[Collection entries]

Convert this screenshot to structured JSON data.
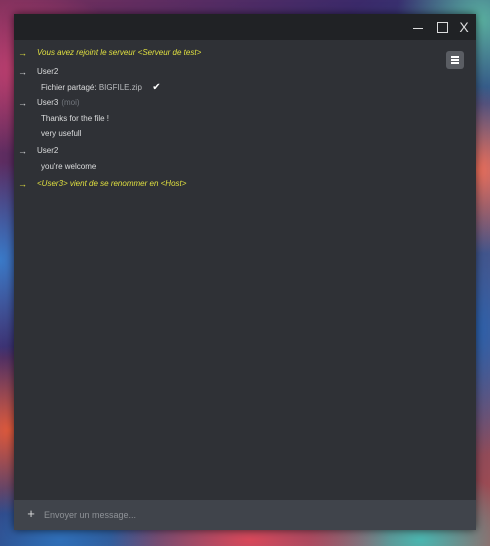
{
  "window_controls": {
    "close_label": "X"
  },
  "messages": [
    {
      "type": "system",
      "arrow": "→",
      "text": "Vous avez rejoint le serveur <Serveur de test>"
    },
    {
      "type": "user",
      "arrow": "→",
      "author": "User2",
      "lines": [
        {
          "kind": "file",
          "label": "Fichier partagé:",
          "file": "BIGFILE.zip",
          "status": "✔"
        }
      ]
    },
    {
      "type": "user",
      "arrow": "→",
      "author": "User3",
      "tag": "(moi)",
      "lines": [
        {
          "kind": "text",
          "text": "Thanks for the file !"
        },
        {
          "kind": "text",
          "text": "very usefull"
        }
      ]
    },
    {
      "type": "user",
      "arrow": "→",
      "author": "User2",
      "lines": [
        {
          "kind": "text",
          "text": "you're welcome"
        }
      ]
    },
    {
      "type": "system",
      "arrow": "→",
      "text": "<User3> vient de se renommer en <Host>"
    }
  ],
  "composer": {
    "add_label": "+",
    "placeholder": "Envoyer un message..."
  },
  "colors": {
    "window_bg": "#2f3136",
    "titlebar_bg": "#202225",
    "system_text": "#e0e040",
    "user_text": "#dcddde",
    "composer_bg": "#40444b"
  }
}
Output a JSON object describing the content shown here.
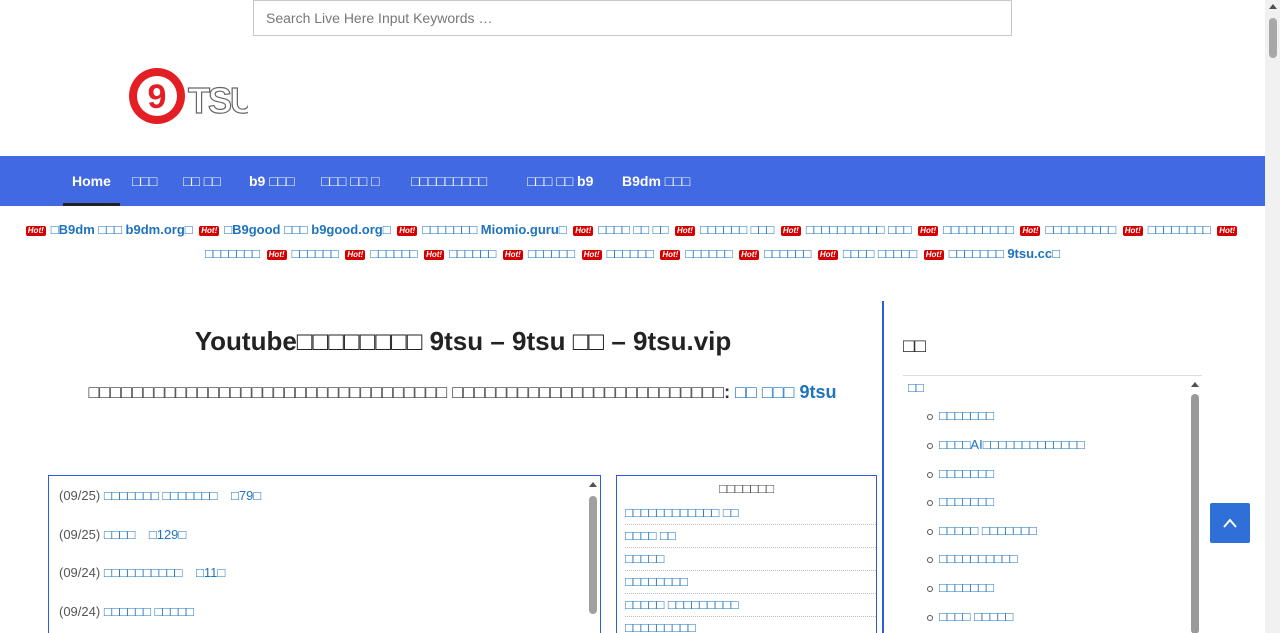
{
  "search": {
    "placeholder": "Search Live Here Input Keywords …"
  },
  "logo": {
    "text": "TSU",
    "digit": "9"
  },
  "nav": [
    {
      "label": "Home"
    },
    {
      "label": "□□□"
    },
    {
      "label": "□□ □□"
    },
    {
      "label": "b9 □□□"
    },
    {
      "label": "□□□ □□ □"
    },
    {
      "label": "□□□□□□□□□"
    },
    {
      "label": "□□□ □□ b9"
    },
    {
      "label": "B9dm □□□"
    }
  ],
  "hot_badge": "Hot!",
  "hot_links": [
    "□B9dm □□□ b9dm.org□",
    "□B9good □□□ b9good.org□",
    "□□□□□□□ Miomio.guru□",
    "□□□□ □□ □□",
    "□□□□□□ □□□",
    "□□□□□□□□□□ □□□",
    "□□□□□□□□□",
    "□□□□□□□□□",
    "□□□□□□□□",
    "□□□□□□□",
    "□□□□□□",
    "□□□□□□",
    "□□□□□□",
    "□□□□□□",
    "□□□□□□",
    "□□□□□□",
    "□□□□□□",
    "□□□□ □□□□□",
    "□□□□□□□ 9tsu.cc□"
  ],
  "main": {
    "title": "Youtube□□□□□□□□ 9tsu – 9tsu □□ – 9tsu.vip",
    "notice_text": "□□□□□□□□□□□□□□□□□□□□□□□□□□□□□□□□□ □□□□□□□□□□□□□□□□□□□□□□□□□: ",
    "notice_link": "□□ □□□ 9tsu"
  },
  "updates": [
    {
      "date": "(09/25)",
      "title": "□□□□□□□ □□□□□□□",
      "count": "□79□"
    },
    {
      "date": "(09/25)",
      "title": "□□□□",
      "count": "□129□"
    },
    {
      "date": "(09/24)",
      "title": "□□□□□□□□□□",
      "count": "□11□"
    },
    {
      "date": "(09/24)",
      "title": "□□□□□□ □□□□□",
      "count": ""
    }
  ],
  "categories": {
    "title": "□□□□□□□",
    "items": [
      "□□□□□□□□□□□□ □□",
      "□□□□ □□",
      "□□□□□",
      "□□□□□□□□",
      "□□□□□ □□□□□□□□□",
      "□□□□□□□□□"
    ]
  },
  "sidebar": {
    "title": "□□",
    "root": "□□",
    "items": [
      "□□□□□□□",
      "□□□□AI□□□□□□□□□□□□□",
      "□□□□□□□",
      "□□□□□□□",
      "□□□□□ □□□□□□□",
      "□□□□□□□□□□",
      "□□□□□□□",
      "□□□□ □□□□□"
    ]
  }
}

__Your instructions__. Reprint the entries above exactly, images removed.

__Completed exercise__.
Convert this screenshot to structured JSON data.
{
  "window_controls": {
    "close_label": "X"
  },
  "messages": [
    {
      "type": "system",
      "arrow": "→",
      "text": "Vous avez rejoint le serveur <Serveur de test>"
    },
    {
      "type": "user",
      "arrow": "→",
      "author": "User2",
      "lines": [
        {
          "kind": "file",
          "label": "Fichier partagé:",
          "file": "BIGFILE.zip",
          "status": "✔"
        }
      ]
    },
    {
      "type": "user",
      "arrow": "→",
      "author": "User3",
      "tag": "(moi)",
      "lines": [
        {
          "kind": "text",
          "text": "Thanks for the file !"
        },
        {
          "kind": "text",
          "text": "very usefull"
        }
      ]
    },
    {
      "type": "user",
      "arrow": "→",
      "author": "User2",
      "lines": [
        {
          "kind": "text",
          "text": "you're welcome"
        }
      ]
    },
    {
      "type": "system",
      "arrow": "→",
      "text": "<User3> vient de se renommer en <Host>"
    }
  ],
  "composer": {
    "add_label": "+",
    "placeholder": "Envoyer un message..."
  },
  "colors": {
    "window_bg": "#2f3136",
    "titlebar_bg": "#202225",
    "system_text": "#e0e040",
    "user_text": "#dcddde",
    "composer_bg": "#40444b"
  }
}
Output a JSON object describing the content shown here.
{
  "search": {
    "placeholder": "Search Live Here Input Keywords …"
  },
  "logo": {
    "text": "TSU",
    "digit": "9"
  },
  "nav": [
    {
      "label": "Home"
    },
    {
      "label": "□□□"
    },
    {
      "label": "□□ □□"
    },
    {
      "label": "b9 □□□"
    },
    {
      "label": "□□□ □□ □"
    },
    {
      "label": "□□□□□□□□□"
    },
    {
      "label": "□□□ □□ b9"
    },
    {
      "label": "B9dm □□□"
    }
  ],
  "hot_badge": "Hot!",
  "hot_links": [
    "□B9dm □□□ b9dm.org□",
    "□B9good □□□ b9good.org□",
    "□□□□□□□ Miomio.guru□",
    "□□□□ □□ □□",
    "□□□□□□ □□□",
    "□□□□□□□□□□ □□□",
    "□□□□□□□□□",
    "□□□□□□□□□",
    "□□□□□□□□",
    "□□□□□□□",
    "□□□□□□",
    "□□□□□□",
    "□□□□□□",
    "□□□□□□",
    "□□□□□□",
    "□□□□□□",
    "□□□□□□",
    "□□□□ □□□□□",
    "□□□□□□□ 9tsu.cc□"
  ],
  "main": {
    "title": "Youtube□□□□□□□□ 9tsu – 9tsu □□ – 9tsu.vip",
    "notice_text": "□□□□□□□□□□□□□□□□□□□□□□□□□□□□□□□□□ □□□□□□□□□□□□□□□□□□□□□□□□□: ",
    "notice_link": "□□ □□□ 9tsu"
  },
  "updates": [
    {
      "date": "(09/25)",
      "title": "□□□□□□□ □□□□□□□",
      "count": "□79□"
    },
    {
      "date": "(09/25)",
      "title": "□□□□",
      "count": "□129□"
    },
    {
      "date": "(09/24)",
      "title": "□□□□□□□□□□",
      "count": "□11□"
    },
    {
      "date": "(09/24)",
      "title": "□□□□□□ □□□□□",
      "count": ""
    }
  ],
  "categories": {
    "title": "□□□□□□□",
    "items": [
      "□□□□□□□□□□□□ □□",
      "□□□□ □□",
      "□□□□□",
      "□□□□□□□□",
      "□□□□□ □□□□□□□□□",
      "□□□□□□□□□"
    ]
  },
  "sidebar": {
    "title": "□□",
    "root": "□□",
    "items": [
      "□□□□□□□",
      "□□□□AI□□□□□□□□□□□□□",
      "□□□□□□□",
      "□□□□□□□",
      "□□□□□ □□□□□□□",
      "□□□□□□□□□□",
      "□□□□□□□",
      "□□□□ □□□□□"
    ]
  }
}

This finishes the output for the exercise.